The U.S.-brokered deal with India and three other emerging economies went down to the wire with a personal push by President Barack Obama, even as developing nations appeared to have staved off attempts to subject their voluntary mitigation actions to international review.

The 12-day climate talks spilled overnight with consensus eluding on a substantive agreement and world leaders delayed their departures to meet again to find common ground amid serious attempts by rich nations to break the ranks of the developing countries.

The leaders of the group of four — India, China, South Africa, and Brazil (BASIC) — met again as the deadlock continued.

“The concerns of the developing countries was the verification of their nationally accountable mitigation actions,” an official privy to the talks said.

The developing countries felt that any international review of their voluntary mitigation actions would mean an intrusion on their sovereignty.

Several drafts went back and forth as Mr. Obama waited for the BASIC leaders to conclude their discussions. The rich nations were also pressing for a 50 per cent emission cut across the board, which the developing nations were not ready to accept.

The talks among BASIC now revolved around agreeing on a formulation for reporting of mitigation actions with some expressing readiness to increase the frequency of national communication to the United Nations on steps they had taken to tackle global warming.

At this stage Mr. Obama came knocking at the doors of the room where BASIC leaders were having a meeting. ‘Can I join you now,’ he asked them. Chinese Premier Wen Jiabao said he was welcome to join them.

The BASIC leaders conveyed to him their concerns on environment issues being used as trade barriers as also their unwillingness to agree to 50 per cent emission cuts.

Prime Minister Manmohan Singh told Mr. Obama that he cannot accept any international review of India’s mitigation actions.

He underscored that India was a Parliamentary democracy and his government was answerable to Parliament.

At this stage Obama is understood to have mooted a legally non-binding treaty but the Europeans, who were keen on a legally-binding pact needed to be on board.

Another suggestion doing the rounds was to have international consultations on the lines of the WTO for sharing information on mitigation actions.

Leaders believed that international consultations were an accepted phrase in the multilateral forum.

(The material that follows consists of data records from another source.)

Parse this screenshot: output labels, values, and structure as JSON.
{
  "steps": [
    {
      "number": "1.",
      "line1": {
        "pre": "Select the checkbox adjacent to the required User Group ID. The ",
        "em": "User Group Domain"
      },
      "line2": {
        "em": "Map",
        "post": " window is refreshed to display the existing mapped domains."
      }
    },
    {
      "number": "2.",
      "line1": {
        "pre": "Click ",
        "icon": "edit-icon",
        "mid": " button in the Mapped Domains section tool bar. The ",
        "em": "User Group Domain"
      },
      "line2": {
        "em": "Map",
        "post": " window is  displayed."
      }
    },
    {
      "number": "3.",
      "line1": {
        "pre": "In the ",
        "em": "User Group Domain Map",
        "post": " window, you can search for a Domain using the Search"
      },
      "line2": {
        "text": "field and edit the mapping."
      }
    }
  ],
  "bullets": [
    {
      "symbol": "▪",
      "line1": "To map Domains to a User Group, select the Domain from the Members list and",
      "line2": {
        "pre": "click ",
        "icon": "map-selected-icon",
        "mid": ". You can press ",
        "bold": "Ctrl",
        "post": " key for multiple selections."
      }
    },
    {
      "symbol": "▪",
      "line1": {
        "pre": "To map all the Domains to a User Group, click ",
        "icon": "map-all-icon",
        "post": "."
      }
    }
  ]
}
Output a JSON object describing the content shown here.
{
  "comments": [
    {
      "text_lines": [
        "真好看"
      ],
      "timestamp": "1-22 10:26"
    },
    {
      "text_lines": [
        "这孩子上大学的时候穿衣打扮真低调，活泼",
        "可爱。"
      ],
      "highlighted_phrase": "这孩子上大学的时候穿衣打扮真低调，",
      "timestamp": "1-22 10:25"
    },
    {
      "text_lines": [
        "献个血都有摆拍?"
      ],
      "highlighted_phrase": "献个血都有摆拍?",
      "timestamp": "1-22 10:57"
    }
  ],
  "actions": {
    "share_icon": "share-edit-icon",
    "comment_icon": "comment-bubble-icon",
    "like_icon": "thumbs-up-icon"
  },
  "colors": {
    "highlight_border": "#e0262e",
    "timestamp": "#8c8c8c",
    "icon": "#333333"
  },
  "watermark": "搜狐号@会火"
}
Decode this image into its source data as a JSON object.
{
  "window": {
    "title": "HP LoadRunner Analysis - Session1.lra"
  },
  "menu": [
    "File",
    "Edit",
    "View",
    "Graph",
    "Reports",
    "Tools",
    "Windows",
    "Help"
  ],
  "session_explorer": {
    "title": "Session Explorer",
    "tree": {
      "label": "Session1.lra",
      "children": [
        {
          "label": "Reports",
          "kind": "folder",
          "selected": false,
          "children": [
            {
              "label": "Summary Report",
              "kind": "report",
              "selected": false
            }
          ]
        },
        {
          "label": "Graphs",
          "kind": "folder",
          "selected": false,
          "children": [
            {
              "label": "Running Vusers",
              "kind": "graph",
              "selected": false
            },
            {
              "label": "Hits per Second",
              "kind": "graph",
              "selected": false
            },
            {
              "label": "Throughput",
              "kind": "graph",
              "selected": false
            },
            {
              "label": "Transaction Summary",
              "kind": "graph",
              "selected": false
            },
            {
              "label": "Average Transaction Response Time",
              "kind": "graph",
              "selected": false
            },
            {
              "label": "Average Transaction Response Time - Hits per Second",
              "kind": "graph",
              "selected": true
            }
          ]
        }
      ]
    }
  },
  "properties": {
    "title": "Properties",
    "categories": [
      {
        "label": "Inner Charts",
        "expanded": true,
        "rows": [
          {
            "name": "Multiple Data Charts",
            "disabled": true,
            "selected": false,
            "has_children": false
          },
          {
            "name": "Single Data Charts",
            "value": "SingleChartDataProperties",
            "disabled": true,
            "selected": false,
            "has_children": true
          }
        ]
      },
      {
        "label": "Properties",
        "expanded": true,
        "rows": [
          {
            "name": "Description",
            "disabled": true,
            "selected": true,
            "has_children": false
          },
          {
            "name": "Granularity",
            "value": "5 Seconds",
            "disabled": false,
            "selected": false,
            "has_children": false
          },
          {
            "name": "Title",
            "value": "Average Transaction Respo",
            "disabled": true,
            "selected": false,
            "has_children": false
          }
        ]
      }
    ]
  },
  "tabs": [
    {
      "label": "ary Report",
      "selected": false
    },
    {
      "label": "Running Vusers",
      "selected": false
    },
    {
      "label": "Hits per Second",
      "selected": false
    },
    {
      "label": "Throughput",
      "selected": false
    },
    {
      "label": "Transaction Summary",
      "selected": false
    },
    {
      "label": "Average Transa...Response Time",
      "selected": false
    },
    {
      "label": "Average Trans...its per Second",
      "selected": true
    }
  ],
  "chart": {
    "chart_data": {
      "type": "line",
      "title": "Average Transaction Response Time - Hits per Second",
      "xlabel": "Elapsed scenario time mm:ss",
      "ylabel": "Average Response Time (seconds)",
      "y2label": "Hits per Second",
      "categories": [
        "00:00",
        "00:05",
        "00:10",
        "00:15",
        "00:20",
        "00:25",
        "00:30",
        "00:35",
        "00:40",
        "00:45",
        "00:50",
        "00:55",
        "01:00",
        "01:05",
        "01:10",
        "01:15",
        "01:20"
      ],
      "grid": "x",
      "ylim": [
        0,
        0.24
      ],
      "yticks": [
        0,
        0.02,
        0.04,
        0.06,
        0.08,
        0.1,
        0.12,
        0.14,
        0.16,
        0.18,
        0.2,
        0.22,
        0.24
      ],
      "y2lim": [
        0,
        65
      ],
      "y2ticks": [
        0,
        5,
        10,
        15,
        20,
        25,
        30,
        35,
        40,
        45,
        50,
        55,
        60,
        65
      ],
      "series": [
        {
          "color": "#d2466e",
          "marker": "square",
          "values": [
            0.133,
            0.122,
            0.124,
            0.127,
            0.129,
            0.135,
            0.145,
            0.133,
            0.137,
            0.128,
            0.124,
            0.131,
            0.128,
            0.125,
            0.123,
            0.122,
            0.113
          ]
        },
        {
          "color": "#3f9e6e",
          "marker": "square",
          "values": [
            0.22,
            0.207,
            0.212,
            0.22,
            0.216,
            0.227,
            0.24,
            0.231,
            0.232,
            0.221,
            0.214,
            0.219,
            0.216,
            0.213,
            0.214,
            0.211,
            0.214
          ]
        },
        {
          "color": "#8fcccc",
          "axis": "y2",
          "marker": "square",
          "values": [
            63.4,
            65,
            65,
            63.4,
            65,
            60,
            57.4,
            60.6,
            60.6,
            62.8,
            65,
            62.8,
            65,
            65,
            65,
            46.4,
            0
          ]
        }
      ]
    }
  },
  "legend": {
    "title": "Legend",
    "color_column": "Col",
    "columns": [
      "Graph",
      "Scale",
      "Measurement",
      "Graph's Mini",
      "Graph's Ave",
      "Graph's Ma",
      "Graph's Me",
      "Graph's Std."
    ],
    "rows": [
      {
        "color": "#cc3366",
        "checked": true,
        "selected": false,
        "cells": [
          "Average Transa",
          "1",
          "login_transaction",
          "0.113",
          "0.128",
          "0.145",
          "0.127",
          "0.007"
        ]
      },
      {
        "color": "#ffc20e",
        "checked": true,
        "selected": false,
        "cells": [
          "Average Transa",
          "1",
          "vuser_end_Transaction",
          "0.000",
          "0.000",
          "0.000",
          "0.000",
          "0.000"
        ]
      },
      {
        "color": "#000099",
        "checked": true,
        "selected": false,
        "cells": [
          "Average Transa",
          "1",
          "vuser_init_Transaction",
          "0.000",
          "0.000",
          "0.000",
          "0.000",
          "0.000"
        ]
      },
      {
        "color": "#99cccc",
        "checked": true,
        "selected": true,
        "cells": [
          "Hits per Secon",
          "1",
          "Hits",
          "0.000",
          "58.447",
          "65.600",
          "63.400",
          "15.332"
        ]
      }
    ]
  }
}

The negotiators were still going through the minute details of the draft and PM’s Special Envoy Shyam Saran stayed back in the Danish capital.

More In: International | News